Africa's hotel pipeline is getting stronger and stronger, according to new figures from the annual W Hospitality Group Hotel Chain Development Pipeline Survey.
The number of planned hotel rooms in Africa has increased to 64,000 in 365 properties, up almost 30 percent on the previous year, the report claims, crediting strong growth in sub-Saharan Africa. This region is up 42.1 percent over 2015, and is significantly outpacing North Africa, which achieved only a modest 7.5 percent pipeline increase this year.
Notably, Angola, which has never before been listed among the top 10 countries for development, pushed Egypt out of second place, largely due to a major deal there signed between AccorHotels and AAA Activos LDA for the management of 50 hotels with around 6,200 rooms. All are under construction and many are ready to open. In September, GoldenPeaks Capital Holdings, a UK-based investment firm, signed a contract to spend $1.2 billion toward the construction of 170 hotels in Angola, which reportedly also has one of the most expensive hotel room rates in all of Africa.
Nigeria remains the country with the most rooms in the pipeline, up 20 percent over 2015. Together with Angola, the two countries account for 17,782 rooms between them, almost 30 percent of the total pipeline and 40 percent of the signed rooms in sub-Saharan Africa.
“The evidence from our survey is clear," Trevor Ward, W Hospitality Group managing director, said in a statement. "Investors remain confident about the future of the hospitality industry on the continent. Even when pummelled daily by low commodity prices, exchange rate problems, political challenges and poor infrastructure, Africa remains resilient.”

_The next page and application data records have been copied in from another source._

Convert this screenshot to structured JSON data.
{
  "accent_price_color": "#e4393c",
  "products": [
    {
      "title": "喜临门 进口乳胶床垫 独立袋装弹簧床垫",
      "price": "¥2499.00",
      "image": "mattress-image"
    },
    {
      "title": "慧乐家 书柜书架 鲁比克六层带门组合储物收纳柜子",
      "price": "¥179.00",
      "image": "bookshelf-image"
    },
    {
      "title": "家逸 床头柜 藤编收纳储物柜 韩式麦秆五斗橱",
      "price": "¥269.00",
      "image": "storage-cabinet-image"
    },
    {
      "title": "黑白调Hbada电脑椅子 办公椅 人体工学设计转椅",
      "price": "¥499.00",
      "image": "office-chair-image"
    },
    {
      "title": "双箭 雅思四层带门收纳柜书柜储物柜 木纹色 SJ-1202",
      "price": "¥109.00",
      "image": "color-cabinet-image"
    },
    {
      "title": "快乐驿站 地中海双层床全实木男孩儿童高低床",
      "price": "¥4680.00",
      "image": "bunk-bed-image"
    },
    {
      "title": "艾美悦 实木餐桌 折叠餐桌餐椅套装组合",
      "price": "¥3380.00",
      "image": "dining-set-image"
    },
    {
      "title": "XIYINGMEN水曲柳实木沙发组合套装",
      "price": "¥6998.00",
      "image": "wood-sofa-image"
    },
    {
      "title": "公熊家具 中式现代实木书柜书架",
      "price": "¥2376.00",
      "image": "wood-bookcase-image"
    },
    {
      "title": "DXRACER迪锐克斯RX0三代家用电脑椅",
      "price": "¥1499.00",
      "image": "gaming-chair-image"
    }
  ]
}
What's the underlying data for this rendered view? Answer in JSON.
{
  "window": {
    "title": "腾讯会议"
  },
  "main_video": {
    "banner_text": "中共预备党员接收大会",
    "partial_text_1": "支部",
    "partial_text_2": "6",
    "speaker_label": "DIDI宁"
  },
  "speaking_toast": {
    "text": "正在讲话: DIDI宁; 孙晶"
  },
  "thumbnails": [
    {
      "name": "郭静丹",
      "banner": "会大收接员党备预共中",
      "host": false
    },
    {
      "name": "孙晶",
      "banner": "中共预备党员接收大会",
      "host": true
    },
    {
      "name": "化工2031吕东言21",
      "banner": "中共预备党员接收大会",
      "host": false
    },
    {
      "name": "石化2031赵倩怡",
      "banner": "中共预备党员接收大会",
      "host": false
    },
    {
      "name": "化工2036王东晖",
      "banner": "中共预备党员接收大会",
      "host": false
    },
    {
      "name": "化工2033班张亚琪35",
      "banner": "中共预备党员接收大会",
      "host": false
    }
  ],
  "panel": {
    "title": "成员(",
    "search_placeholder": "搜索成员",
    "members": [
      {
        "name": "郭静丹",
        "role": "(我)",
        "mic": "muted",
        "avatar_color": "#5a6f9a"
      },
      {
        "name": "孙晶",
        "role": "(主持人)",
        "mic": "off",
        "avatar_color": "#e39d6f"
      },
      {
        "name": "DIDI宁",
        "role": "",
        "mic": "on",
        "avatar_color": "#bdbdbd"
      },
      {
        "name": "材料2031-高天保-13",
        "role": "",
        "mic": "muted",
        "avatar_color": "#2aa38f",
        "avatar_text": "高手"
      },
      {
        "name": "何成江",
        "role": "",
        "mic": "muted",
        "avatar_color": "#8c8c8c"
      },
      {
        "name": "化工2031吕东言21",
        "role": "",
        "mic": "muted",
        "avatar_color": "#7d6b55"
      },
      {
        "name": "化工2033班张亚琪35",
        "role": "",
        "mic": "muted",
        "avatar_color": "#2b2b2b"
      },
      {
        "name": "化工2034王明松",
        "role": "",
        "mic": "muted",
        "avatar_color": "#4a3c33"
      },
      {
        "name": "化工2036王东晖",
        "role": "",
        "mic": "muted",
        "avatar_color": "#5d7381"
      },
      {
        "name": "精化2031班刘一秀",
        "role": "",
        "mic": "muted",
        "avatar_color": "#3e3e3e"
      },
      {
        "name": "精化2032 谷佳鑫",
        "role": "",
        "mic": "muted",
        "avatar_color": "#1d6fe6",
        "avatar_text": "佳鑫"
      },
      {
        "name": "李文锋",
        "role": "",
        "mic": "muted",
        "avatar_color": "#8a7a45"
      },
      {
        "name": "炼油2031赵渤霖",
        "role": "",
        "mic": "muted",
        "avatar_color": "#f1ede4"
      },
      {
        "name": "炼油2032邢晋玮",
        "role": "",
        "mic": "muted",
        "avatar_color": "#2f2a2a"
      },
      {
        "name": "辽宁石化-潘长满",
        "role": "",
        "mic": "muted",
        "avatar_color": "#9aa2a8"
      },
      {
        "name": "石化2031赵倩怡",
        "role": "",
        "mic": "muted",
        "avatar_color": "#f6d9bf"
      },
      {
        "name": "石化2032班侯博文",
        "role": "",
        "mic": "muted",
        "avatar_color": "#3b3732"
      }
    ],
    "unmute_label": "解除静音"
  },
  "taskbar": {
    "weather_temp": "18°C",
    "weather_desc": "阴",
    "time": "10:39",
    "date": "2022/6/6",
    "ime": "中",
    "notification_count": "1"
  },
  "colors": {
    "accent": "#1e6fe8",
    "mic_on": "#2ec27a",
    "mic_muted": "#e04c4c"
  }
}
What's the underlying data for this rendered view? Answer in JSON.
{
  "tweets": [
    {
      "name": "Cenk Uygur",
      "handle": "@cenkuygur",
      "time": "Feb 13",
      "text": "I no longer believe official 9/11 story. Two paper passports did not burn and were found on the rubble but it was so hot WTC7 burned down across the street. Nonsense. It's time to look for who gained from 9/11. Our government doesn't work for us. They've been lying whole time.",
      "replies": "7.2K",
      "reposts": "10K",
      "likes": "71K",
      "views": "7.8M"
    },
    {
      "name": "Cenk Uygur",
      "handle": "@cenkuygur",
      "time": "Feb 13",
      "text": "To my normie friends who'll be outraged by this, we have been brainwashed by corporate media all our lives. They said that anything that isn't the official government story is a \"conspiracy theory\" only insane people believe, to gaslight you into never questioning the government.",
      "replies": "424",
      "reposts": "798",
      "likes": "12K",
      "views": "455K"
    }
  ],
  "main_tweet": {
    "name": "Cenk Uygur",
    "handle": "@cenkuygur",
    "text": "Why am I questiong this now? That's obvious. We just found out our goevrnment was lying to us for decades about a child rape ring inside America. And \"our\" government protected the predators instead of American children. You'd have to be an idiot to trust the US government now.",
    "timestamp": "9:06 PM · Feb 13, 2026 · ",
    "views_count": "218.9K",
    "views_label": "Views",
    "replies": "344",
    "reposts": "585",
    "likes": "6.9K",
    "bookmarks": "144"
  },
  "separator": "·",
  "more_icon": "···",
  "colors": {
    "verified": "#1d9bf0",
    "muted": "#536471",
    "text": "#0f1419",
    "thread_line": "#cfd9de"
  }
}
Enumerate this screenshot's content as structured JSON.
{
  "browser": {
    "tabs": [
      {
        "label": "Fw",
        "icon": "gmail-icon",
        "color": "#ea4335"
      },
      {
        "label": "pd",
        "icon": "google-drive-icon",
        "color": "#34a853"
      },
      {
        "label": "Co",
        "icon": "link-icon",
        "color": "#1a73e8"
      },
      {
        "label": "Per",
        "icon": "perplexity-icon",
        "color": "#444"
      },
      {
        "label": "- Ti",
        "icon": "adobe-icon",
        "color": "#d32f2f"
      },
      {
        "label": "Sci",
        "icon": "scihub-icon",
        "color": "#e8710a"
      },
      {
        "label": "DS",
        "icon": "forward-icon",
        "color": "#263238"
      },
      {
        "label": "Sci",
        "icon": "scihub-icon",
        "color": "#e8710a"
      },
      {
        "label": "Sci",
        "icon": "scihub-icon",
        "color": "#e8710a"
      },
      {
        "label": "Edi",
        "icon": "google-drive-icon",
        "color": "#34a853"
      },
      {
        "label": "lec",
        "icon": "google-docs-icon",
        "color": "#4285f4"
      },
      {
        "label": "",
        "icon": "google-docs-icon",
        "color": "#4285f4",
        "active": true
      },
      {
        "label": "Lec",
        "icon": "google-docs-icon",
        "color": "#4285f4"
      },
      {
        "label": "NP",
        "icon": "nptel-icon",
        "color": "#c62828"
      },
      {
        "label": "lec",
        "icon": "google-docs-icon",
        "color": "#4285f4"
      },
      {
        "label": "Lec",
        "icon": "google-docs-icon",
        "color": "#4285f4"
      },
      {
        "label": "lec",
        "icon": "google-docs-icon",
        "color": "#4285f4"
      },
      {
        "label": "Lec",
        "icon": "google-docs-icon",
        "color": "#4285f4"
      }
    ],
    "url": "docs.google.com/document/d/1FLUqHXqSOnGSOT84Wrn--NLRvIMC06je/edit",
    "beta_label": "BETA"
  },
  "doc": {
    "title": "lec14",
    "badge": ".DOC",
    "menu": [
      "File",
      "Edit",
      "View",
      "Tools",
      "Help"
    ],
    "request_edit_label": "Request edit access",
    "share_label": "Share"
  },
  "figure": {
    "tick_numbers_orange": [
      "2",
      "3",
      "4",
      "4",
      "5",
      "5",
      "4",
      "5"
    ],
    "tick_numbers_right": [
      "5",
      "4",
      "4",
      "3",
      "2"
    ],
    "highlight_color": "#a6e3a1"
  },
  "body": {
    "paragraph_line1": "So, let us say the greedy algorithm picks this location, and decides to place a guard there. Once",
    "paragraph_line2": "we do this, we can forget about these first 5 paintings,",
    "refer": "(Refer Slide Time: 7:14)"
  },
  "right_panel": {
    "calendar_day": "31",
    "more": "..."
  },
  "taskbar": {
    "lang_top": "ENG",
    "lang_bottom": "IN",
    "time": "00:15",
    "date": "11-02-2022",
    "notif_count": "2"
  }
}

The IMF forecast for economic growth in sub-Saharan Africa is for an increase of 4 percent this year and 4.7 percent in 2017, up from 3.5 percent in 2015. Overall this is down on the 5-6 percent increase seen over the past decade, but is still double or more the forecast for the world’s advanced economies, such as Europe, the U.S. and Japan.
W Hospitality Group's eighth annual pipeline survey lists 36 hotel chains and 86 brands opening more than 64,000 rooms in 365 hotels.
This is a distinct improvement over the inaugural survey in 2009. That year saw 19 international and regional hotel chains contributing, with a pipeline of 144 hotels and just under 30,000 rooms.
Still, not every outlook was positive, and Ward noted the number of hotel deals that have been signed but have so far not opened. These delays can be attributed to "a variety of reasons," but can be mainly credited to an overall lack of finance. “Between 2006 and 2013, 104 deals with 21,377 rooms, over 30 percent of the total, were signed and should now be open, or at least well under construction,” Ward said.
Across the continent, the north-south divide on hotel development continues. In 2011, the number of pipeline rooms in the five countries of North Africa was about 25 percent higher than that in sub-Saharan Africa. Today, it is less than half.
“There are two reasons why development activity in North Africa is now somewhat subdued," Ward said. "Firstly, the markets there are more mature and have already seen much development, so there are fewer opportunities for new hotels. Secondly, there is the political turmoil--in Libya, which has seen a 40 percent drop in the pipeline, and also Egypt, parts of which are experiencing drastic reductions in the number of tourists.”
These numbers also match predictions made by JLL at the end of last year. At the time, the consultancy firm predicted that Africa's hotel sector could safely expect an investment increase of $2.7 billion by 2018. Sub-Saharan Africa expects an average growth of 9,000 new rooms per year, with supply expected to grow to 4 percent annually by 2017. This compares to a relative slow-down in the north, where 5,000 new rooms are anticipated between 2015 and 2017.
The continent's tourism industry is expected to increase 5.7 percent yearly between now and 2030, significantly higher than the 3.6 percent anticipated globally. This, and more diversified economies, is attracting global hotel brands, whose presence accounts for 22 percent of total rooms. Such hotels are mostly operated via franchises and management contracts with very few leases, according to JLL.
Charts courtesy of Bench Events.